(Mar. 31, 2011) The Supreme Court, sitting as a panel of seven judges, has abolished a 400-year-old law that grants expert witnesses testifying in court immunity from charges of breach of duty in contract or negligence. This law was based upon public policy over concern that expert witnesses should be able to provide “testimony freely without being inhibited by the fear of being sued.” (Arthur J S Hall v Simons  UKHL 38, British and Irish Legal Information Institute (BAILII) online databases.) There were also concerns that without immunity expert witnesses would be reluctant to give evidence that is contrary to their client's interest, if this may lead the client to sue them.
The role of immunity for expert witnesses has been under scrutiny for the past several years, in particular with regard to one high-profile case in which a mother was convicted of murdering her two young children and imprisoned based on the expert testimony of a doctor that was later found to be fundamentally flawed. At that time the role of immunity for expert witnesses was considered, but the Attorney General for England and Wales expressed concern that the courts should not decide the issue of immunity of expert witnesses.
In the current case, in a majority opinion, five of the Supreme Court Justices' (two dissented) compared the role of barristers, who, since a ruling in 2000, have no immunity, to that of expert witnesses and determined that witness immunity was inconsistent with the right to a fair trial. The Justices noted that the removal of immunity for barristers has neither hindered their ability to perform their duty nor led to an increase in legal claims against them. The Justices ruled that there was no justification for continuing expert witness immunity from suit for breach of duty and that it “would be quite wrong to perpetuate the immunity of expert witnesses out of mere conjecture that they will be reluctant to perform their duty to the court if they are not immune from suit for breach of duty.” (Per Lord Phillips, Jones (Appellant) v Kaney (Respondent)  UKSC 13, ¶ 57.)

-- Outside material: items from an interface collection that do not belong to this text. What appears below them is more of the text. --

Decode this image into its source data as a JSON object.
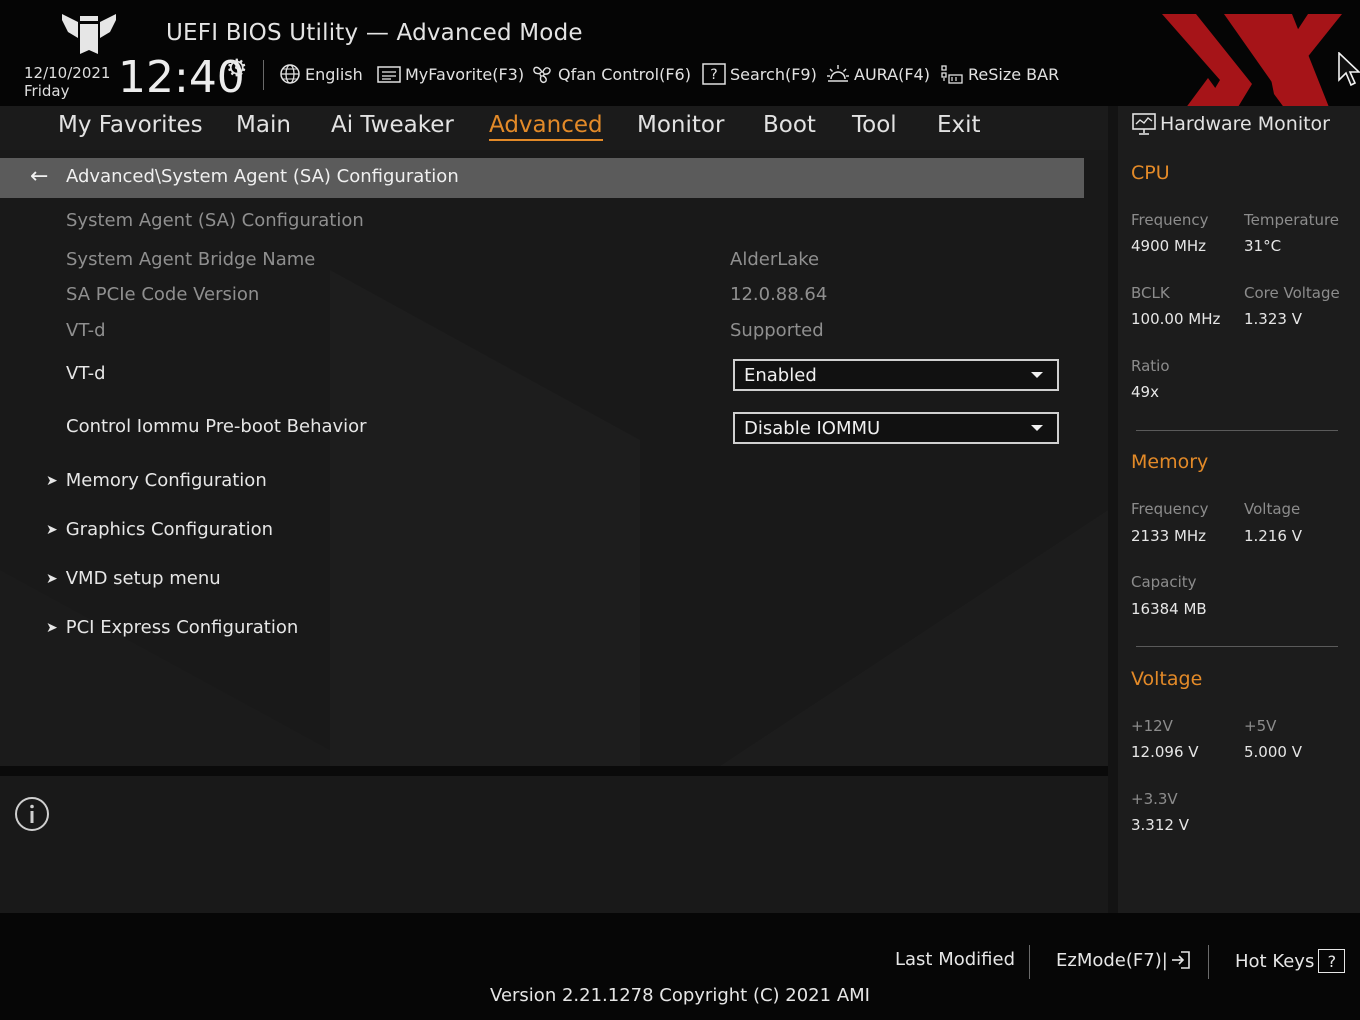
{
  "header": {
    "title": "UEFI BIOS Utility — Advanced Mode",
    "date": "12/10/2021",
    "weekday": "Friday",
    "time": "12:40",
    "tools": [
      {
        "label": "English",
        "icon": "globe-icon"
      },
      {
        "label": "MyFavorite(F3)",
        "icon": "favorite-list-icon"
      },
      {
        "label": "Qfan Control(F6)",
        "icon": "fan-icon"
      },
      {
        "label": "Search(F9)",
        "icon": "search-help-icon"
      },
      {
        "label": "AURA(F4)",
        "icon": "aura-light-icon"
      },
      {
        "label": "ReSize BAR",
        "icon": "resize-bar-icon"
      }
    ]
  },
  "nav": {
    "tabs": [
      {
        "label": "My Favorites"
      },
      {
        "label": "Main"
      },
      {
        "label": "Ai Tweaker"
      },
      {
        "label": "Advanced"
      },
      {
        "label": "Monitor"
      },
      {
        "label": "Boot"
      },
      {
        "label": "Tool"
      },
      {
        "label": "Exit"
      }
    ],
    "active": "Advanced"
  },
  "main": {
    "breadcrumb": "Advanced\\System Agent (SA) Configuration",
    "info_rows": [
      {
        "label": "System Agent (SA) Configuration",
        "value": ""
      },
      {
        "label": "System Agent Bridge Name",
        "value": "AlderLake"
      },
      {
        "label": "SA PCIe Code Version",
        "value": "12.0.88.64"
      },
      {
        "label": "VT-d",
        "value": "Supported"
      }
    ],
    "settings": [
      {
        "label": "VT-d",
        "value": "Enabled"
      },
      {
        "label": "Control Iommu Pre-boot Behavior",
        "value": "Disable IOMMU"
      }
    ],
    "submenus": [
      {
        "label": "Memory Configuration"
      },
      {
        "label": "Graphics Configuration"
      },
      {
        "label": "VMD setup menu"
      },
      {
        "label": "PCI Express Configuration"
      }
    ]
  },
  "hardware_monitor": {
    "title": "Hardware Monitor",
    "cpu": {
      "heading": "CPU",
      "frequency_label": "Frequency",
      "frequency": "4900 MHz",
      "temperature_label": "Temperature",
      "temperature": "31°C",
      "bclk_label": "BCLK",
      "bclk": "100.00 MHz",
      "core_voltage_label": "Core Voltage",
      "core_voltage": "1.323 V",
      "ratio_label": "Ratio",
      "ratio": "49x"
    },
    "memory": {
      "heading": "Memory",
      "frequency_label": "Frequency",
      "frequency": "2133 MHz",
      "voltage_label": "Voltage",
      "voltage": "1.216 V",
      "capacity_label": "Capacity",
      "capacity": "16384 MB"
    },
    "voltage": {
      "heading": "Voltage",
      "v12_label": "+12V",
      "v12": "12.096 V",
      "v5_label": "+5V",
      "v5": "5.000 V",
      "v33_label": "+3.3V",
      "v33": "3.312 V"
    }
  },
  "footer": {
    "last_modified": "Last Modified",
    "ezmode": "EzMode(F7)|",
    "hotkeys": "Hot Keys",
    "hotkeys_key": "?",
    "version": "Version 2.21.1278 Copyright (C) 2021 AMI"
  },
  "colors": {
    "accent": "#e38a28",
    "watermark": "#c0181c"
  }
}
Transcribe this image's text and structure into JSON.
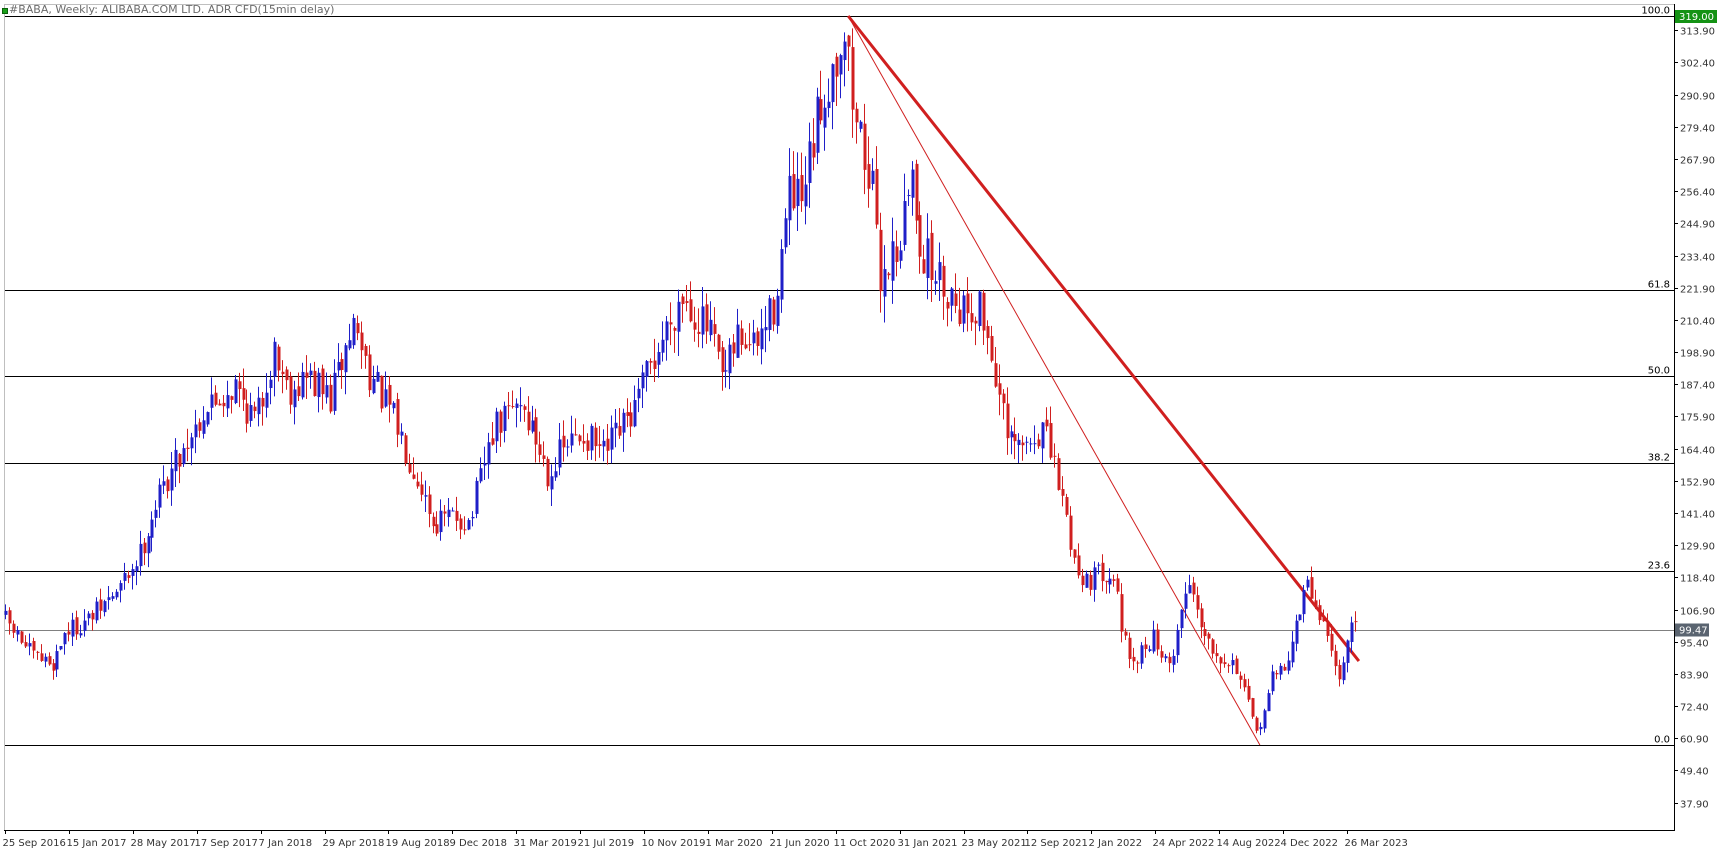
{
  "symbol_title": "#BABA, Weekly:  ALIBABA.COM LTD. ADR CFD(15min delay)",
  "colors": {
    "bull": "#1f1fc8",
    "bear": "#d01f1f",
    "trendline": "#d01f1f",
    "fib_line": "#000000",
    "current_price_box": "#5a6470",
    "top_price_box": "#149214",
    "axis_text": "#333333"
  },
  "chart_data": {
    "type": "candlestick",
    "title": "#BABA, Weekly:  ALIBABA.COM LTD. ADR CFD(15min delay)",
    "y_ticks": [
      313.9,
      302.4,
      290.9,
      279.4,
      267.9,
      256.4,
      244.9,
      233.4,
      221.9,
      210.4,
      198.9,
      187.4,
      175.9,
      164.4,
      152.9,
      141.4,
      129.9,
      118.4,
      106.9,
      95.4,
      83.9,
      72.4,
      60.9,
      49.4,
      37.9
    ],
    "x_tick_labels": [
      "25 Sep 2016",
      "15 Jan 2017",
      "28 May 2017",
      "17 Sep 2017",
      "7 Jan 2018",
      "29 Apr 2018",
      "19 Aug 2018",
      "9 Dec 2018",
      "31 Mar 2019",
      "21 Jul 2019",
      "10 Nov 2019",
      "1 Mar 2020",
      "21 Jun 2020",
      "11 Oct 2020",
      "31 Jan 2021",
      "23 May 2021",
      "12 Sep 2021",
      "2 Jan 2022",
      "24 Apr 2022",
      "14 Aug 2022",
      "4 Dec 2022",
      "26 Mar 2023"
    ],
    "ylim": [
      30,
      320
    ],
    "fib_levels": [
      {
        "label": "100.0",
        "price": 319.0
      },
      {
        "label": "61.8",
        "price": 221.2
      },
      {
        "label": "50.0",
        "price": 190.2
      },
      {
        "label": "38.2",
        "price": 159.2
      },
      {
        "label": "23.6",
        "price": 120.8
      },
      {
        "label": "0.0",
        "price": 58.5
      }
    ],
    "current_price": "99.47",
    "top_price": "319.00",
    "trendlines": [
      {
        "from": {
          "date": "2020-10-25",
          "price": 319.0
        },
        "to": {
          "date": "2023-04-16",
          "price": 88.5
        },
        "width": 3
      },
      {
        "from": {
          "date": "2020-10-25",
          "price": 319.0
        },
        "to": {
          "date": "2022-10-23",
          "price": 58.5
        },
        "width": 1
      }
    ],
    "path_points": [
      {
        "date": "2016-09-25",
        "price": 105.0
      },
      {
        "date": "2016-11-20",
        "price": 90.0
      },
      {
        "date": "2016-12-25",
        "price": 87.5
      },
      {
        "date": "2017-01-15",
        "price": 99.0
      },
      {
        "date": "2017-02-25",
        "price": 103.0
      },
      {
        "date": "2017-04-20",
        "price": 114.0
      },
      {
        "date": "2017-05-28",
        "price": 127.0
      },
      {
        "date": "2017-06-20",
        "price": 142.0
      },
      {
        "date": "2017-07-20",
        "price": 156.0
      },
      {
        "date": "2017-09-17",
        "price": 178.0
      },
      {
        "date": "2017-11-10",
        "price": 187.0
      },
      {
        "date": "2017-12-20",
        "price": 174.0
      },
      {
        "date": "2018-01-20",
        "price": 200.0
      },
      {
        "date": "2018-02-15",
        "price": 186.0
      },
      {
        "date": "2018-03-20",
        "price": 190.0
      },
      {
        "date": "2018-04-29",
        "price": 182.0
      },
      {
        "date": "2018-06-10",
        "price": 209.0
      },
      {
        "date": "2018-07-15",
        "price": 188.0
      },
      {
        "date": "2018-08-19",
        "price": 175.0
      },
      {
        "date": "2018-10-10",
        "price": 150.0
      },
      {
        "date": "2018-10-28",
        "price": 138.0
      },
      {
        "date": "2018-12-09",
        "price": 140.0
      },
      {
        "date": "2019-01-01",
        "price": 138.0
      },
      {
        "date": "2019-02-10",
        "price": 170.0
      },
      {
        "date": "2019-03-31",
        "price": 182.0
      },
      {
        "date": "2019-05-20",
        "price": 156.0
      },
      {
        "date": "2019-06-15",
        "price": 164.0
      },
      {
        "date": "2019-07-21",
        "price": 170.0
      },
      {
        "date": "2019-08-25",
        "price": 162.0
      },
      {
        "date": "2019-10-20",
        "price": 178.0
      },
      {
        "date": "2019-11-10",
        "price": 190.0
      },
      {
        "date": "2020-01-10",
        "price": 220.0
      },
      {
        "date": "2020-03-01",
        "price": 205.0
      },
      {
        "date": "2020-03-25",
        "price": 187.0
      },
      {
        "date": "2020-04-20",
        "price": 205.0
      },
      {
        "date": "2020-05-20",
        "price": 200.0
      },
      {
        "date": "2020-06-21",
        "price": 215.0
      },
      {
        "date": "2020-07-20",
        "price": 255.0
      },
      {
        "date": "2020-08-10",
        "price": 250.0
      },
      {
        "date": "2020-09-10",
        "price": 285.0
      },
      {
        "date": "2020-10-25",
        "price": 315.0
      },
      {
        "date": "2020-11-10",
        "price": 285.0
      },
      {
        "date": "2020-12-10",
        "price": 262.0
      },
      {
        "date": "2020-12-25",
        "price": 225.0
      },
      {
        "date": "2021-01-31",
        "price": 240.0
      },
      {
        "date": "2021-02-20",
        "price": 262.0
      },
      {
        "date": "2021-03-10",
        "price": 235.0
      },
      {
        "date": "2021-04-10",
        "price": 225.0
      },
      {
        "date": "2021-05-23",
        "price": 215.0
      },
      {
        "date": "2021-06-20",
        "price": 215.0
      },
      {
        "date": "2021-07-10",
        "price": 200.0
      },
      {
        "date": "2021-08-10",
        "price": 165.0
      },
      {
        "date": "2021-09-12",
        "price": 165.0
      },
      {
        "date": "2021-10-10",
        "price": 172.0
      },
      {
        "date": "2021-11-10",
        "price": 150.0
      },
      {
        "date": "2021-12-10",
        "price": 120.0
      },
      {
        "date": "2022-01-02",
        "price": 118.0
      },
      {
        "date": "2022-02-10",
        "price": 122.0
      },
      {
        "date": "2022-03-14",
        "price": 85.0
      },
      {
        "date": "2022-04-24",
        "price": 98.0
      },
      {
        "date": "2022-05-20",
        "price": 85.0
      },
      {
        "date": "2022-06-25",
        "price": 118.0
      },
      {
        "date": "2022-07-25",
        "price": 98.0
      },
      {
        "date": "2022-08-14",
        "price": 92.0
      },
      {
        "date": "2022-09-20",
        "price": 86.0
      },
      {
        "date": "2022-10-23",
        "price": 62.0
      },
      {
        "date": "2022-11-20",
        "price": 82.0
      },
      {
        "date": "2022-12-15",
        "price": 88.0
      },
      {
        "date": "2023-01-20",
        "price": 116.0
      },
      {
        "date": "2023-02-20",
        "price": 102.0
      },
      {
        "date": "2023-03-15",
        "price": 84.0
      },
      {
        "date": "2023-03-26",
        "price": 86.0
      },
      {
        "date": "2023-04-09",
        "price": 99.5
      }
    ]
  }
}
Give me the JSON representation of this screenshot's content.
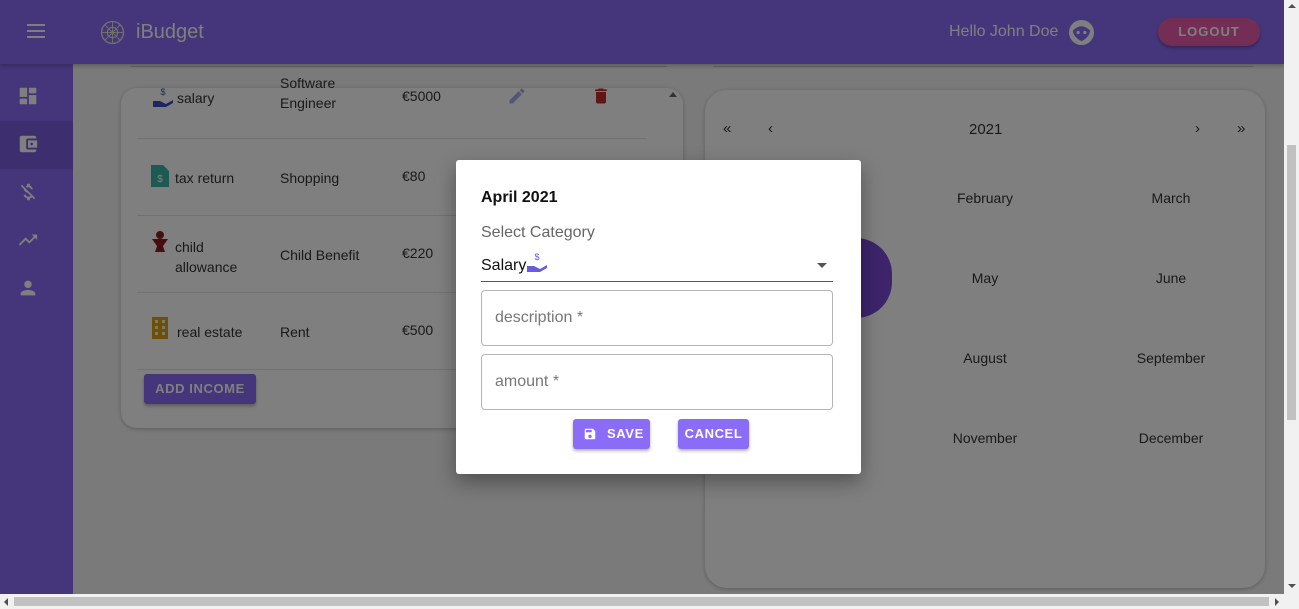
{
  "app": {
    "brand": "iBudget",
    "greeting": "Hello John Doe",
    "logout_label": "LOGOUT",
    "colors": {
      "primary": "#8b6cf6",
      "logout": "#e95dac",
      "delete": "#c62828",
      "selected_month": "#7a48d6"
    }
  },
  "sidebar": {
    "items": [
      {
        "name": "dashboard-icon"
      },
      {
        "name": "wallet-icon",
        "active": true
      },
      {
        "name": "money-off-icon"
      },
      {
        "name": "trending-up-icon"
      },
      {
        "name": "person-icon"
      }
    ]
  },
  "income_table": {
    "rows": [
      {
        "icon": "hand-coin-icon",
        "category": "salary",
        "description": "Software Engineer",
        "amount": "€5000"
      },
      {
        "icon": "receipt-icon",
        "category": "tax return",
        "description": "Shopping",
        "amount": "€80"
      },
      {
        "icon": "baby-icon",
        "category": "child allowance",
        "description": "Child Benefit",
        "amount": "€220"
      },
      {
        "icon": "building-icon",
        "category": "real estate",
        "description": "Rent",
        "amount": "€500"
      }
    ],
    "add_label": "ADD INCOME"
  },
  "calendar": {
    "first": "«",
    "prev": "‹",
    "year": "2021",
    "next": "›",
    "last": "»",
    "months": [
      "February",
      "March",
      "May",
      "June",
      "August",
      "September",
      "November",
      "December"
    ]
  },
  "dialog": {
    "title": "April 2021",
    "select_label": "Select Category",
    "selected_value": "Salary",
    "description_placeholder": "description *",
    "amount_placeholder": "amount *",
    "save_label": "SAVE",
    "cancel_label": "CANCEL"
  }
}
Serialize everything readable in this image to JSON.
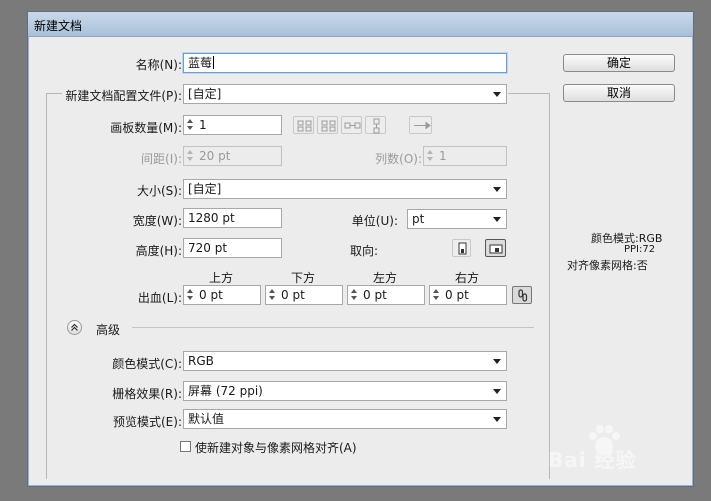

The decision does not extend to “absolute privilege from claims in defamation, nor did it undermine the longstanding immunity of other witnesses in respect of litigation.” (New Judgment: Jones v Kaney  UKSC 13, UKSC Blog (Mar. 30, 2011); Jones (Appellant) v Kaney (Respondent) supra; Expert Witness Immunity Removed, THE INDEPENDENT (Mar. 30, 2011); Expert Witness Immunity 'Wrong,' BBC NEWS (July 10, 2006); Arthur J S Hall v Simons, supra; Expert Witness Immunity Under Threat – Part I, MEDICO LEGAL website (last visited Mar. 30, 2011).)